1. Formula is not sterile.
Ever heard E. Sakazakii? It’s a pathogen commonly found in infant formula that can cause major illness for the baby if formula is not prepared properly. It is essential that all bottles, nipples, and equipment be sterilized before every feed, and that boiling water is used to make the infant formula. It’s not enough that the water be “sterile”, like the companies who make those huge containers of sterile water would lead you to believe. The water needs to be hot enough at the time you prepare the bottle to kill off potential pathogens like E. Sakazakii. This leads us to point two.
2. Formula is not convenient
For those of us breastfeeding moms who have supplemented or used formula at any point, we fully understand the truth of this statement. It is a million times easier to NOT have to get up, walk to the kitchen, boil the water (to kill the E. Sakazakii), prepare the formula, and then rush back to the baby, while all the while he is shrieking at the top of his lungs to be fed.
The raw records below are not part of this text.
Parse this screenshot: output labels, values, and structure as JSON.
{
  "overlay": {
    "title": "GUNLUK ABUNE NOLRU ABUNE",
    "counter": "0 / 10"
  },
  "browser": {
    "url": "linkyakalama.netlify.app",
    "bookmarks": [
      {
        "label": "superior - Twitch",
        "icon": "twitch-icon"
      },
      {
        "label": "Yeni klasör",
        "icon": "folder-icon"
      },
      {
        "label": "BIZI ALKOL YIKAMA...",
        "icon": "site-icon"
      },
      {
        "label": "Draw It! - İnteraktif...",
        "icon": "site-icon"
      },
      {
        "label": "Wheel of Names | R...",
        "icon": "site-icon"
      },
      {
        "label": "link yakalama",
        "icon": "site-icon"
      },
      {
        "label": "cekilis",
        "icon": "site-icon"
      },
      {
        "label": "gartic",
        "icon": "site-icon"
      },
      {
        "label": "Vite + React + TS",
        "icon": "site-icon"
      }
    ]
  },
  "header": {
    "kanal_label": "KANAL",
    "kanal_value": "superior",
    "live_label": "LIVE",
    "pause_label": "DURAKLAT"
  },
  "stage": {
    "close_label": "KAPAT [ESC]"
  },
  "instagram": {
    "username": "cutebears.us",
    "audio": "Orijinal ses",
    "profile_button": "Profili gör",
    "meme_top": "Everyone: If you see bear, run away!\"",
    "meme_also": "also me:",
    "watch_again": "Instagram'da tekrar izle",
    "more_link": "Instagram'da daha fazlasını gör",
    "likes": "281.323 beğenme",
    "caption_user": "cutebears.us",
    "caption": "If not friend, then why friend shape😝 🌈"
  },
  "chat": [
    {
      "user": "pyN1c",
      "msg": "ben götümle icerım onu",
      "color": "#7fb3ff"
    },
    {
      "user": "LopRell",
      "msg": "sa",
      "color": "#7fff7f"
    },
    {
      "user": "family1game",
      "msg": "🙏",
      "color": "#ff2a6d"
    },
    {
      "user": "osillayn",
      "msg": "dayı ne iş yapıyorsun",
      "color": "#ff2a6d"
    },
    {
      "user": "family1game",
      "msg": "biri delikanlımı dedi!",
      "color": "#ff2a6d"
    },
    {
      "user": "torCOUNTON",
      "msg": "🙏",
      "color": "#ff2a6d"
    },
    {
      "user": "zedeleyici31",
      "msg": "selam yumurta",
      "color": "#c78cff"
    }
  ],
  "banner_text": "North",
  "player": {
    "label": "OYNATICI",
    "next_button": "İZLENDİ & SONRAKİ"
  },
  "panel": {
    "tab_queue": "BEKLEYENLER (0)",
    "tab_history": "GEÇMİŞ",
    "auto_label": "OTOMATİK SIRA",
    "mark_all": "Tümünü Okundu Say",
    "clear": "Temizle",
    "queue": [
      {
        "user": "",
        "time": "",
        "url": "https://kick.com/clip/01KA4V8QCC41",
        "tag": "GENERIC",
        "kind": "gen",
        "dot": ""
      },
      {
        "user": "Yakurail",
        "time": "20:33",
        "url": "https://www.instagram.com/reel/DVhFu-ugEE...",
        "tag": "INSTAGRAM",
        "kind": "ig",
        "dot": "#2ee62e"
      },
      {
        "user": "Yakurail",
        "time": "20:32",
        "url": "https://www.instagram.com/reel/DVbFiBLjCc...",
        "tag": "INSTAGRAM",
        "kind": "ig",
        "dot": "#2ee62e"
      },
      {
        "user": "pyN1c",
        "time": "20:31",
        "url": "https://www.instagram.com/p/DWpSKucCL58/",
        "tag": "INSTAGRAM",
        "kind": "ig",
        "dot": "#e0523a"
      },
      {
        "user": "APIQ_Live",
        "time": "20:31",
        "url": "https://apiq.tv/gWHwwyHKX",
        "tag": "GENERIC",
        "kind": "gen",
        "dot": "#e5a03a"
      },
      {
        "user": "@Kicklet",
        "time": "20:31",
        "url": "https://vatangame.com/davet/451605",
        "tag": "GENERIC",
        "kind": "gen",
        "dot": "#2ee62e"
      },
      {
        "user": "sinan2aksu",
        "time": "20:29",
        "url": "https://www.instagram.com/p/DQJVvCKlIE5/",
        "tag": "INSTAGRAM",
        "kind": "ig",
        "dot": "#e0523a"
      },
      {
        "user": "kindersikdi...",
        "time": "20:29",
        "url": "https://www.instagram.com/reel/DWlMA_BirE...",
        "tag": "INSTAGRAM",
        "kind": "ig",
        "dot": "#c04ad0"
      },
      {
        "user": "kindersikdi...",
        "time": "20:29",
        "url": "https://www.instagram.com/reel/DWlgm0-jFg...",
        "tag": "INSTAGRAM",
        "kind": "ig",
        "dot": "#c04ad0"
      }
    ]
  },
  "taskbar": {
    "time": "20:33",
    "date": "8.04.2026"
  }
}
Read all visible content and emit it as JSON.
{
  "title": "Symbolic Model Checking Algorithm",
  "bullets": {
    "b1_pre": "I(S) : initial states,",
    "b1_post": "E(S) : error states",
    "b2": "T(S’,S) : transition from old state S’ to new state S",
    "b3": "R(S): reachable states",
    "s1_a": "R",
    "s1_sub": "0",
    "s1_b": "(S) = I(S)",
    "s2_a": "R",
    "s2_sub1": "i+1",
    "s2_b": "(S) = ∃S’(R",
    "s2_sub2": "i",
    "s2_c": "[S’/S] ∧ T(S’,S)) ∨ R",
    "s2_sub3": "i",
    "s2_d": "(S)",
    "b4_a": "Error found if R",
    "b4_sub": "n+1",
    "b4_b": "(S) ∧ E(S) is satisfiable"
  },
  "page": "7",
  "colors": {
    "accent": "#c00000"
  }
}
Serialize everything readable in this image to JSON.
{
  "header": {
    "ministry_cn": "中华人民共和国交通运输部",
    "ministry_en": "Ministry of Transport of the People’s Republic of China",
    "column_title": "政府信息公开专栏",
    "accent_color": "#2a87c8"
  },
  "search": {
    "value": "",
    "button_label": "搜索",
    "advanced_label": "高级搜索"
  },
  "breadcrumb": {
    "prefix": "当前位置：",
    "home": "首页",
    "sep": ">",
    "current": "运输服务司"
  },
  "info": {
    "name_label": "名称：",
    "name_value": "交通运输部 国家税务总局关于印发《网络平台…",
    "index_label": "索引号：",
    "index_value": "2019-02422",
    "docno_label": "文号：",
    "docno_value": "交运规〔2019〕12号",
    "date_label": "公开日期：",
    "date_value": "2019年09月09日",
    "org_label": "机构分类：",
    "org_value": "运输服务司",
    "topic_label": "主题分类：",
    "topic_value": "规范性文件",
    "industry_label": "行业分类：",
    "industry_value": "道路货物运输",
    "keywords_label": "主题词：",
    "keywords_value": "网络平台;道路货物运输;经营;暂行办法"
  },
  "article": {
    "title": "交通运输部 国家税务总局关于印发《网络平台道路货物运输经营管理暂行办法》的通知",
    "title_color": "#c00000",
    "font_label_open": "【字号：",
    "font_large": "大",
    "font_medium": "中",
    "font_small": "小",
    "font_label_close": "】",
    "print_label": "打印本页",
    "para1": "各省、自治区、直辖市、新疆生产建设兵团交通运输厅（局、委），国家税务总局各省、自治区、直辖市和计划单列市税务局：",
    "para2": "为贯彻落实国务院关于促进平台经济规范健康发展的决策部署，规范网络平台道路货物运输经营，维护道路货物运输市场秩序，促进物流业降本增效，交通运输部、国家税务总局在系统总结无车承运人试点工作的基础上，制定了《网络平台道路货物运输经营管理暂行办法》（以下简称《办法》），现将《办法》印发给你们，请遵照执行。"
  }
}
Nor is it easier to haul all the paraphernalia associated with formula-feeding. The bottles, the sterilizer, the container of powder (oh damn, it spilled AGAIN), not to mention where oh where in this stupid mall can I find a place to boil my water? Oh shoot, we’ve been here for 7 hours, and the pre-mixed formula I made is only good for 30 minutes at room temperature! I forgot my miniature cooler! (http://www.nestle.ca/en/FAQ/baby_nutrition_faqs.htm) It is so much easier, once the initial bumps of learning are past, to just roll over, pop out a breast, and go back to sleep, or to find a seat (or stand, if you are talented), lift your shirt slightly, and latch baby.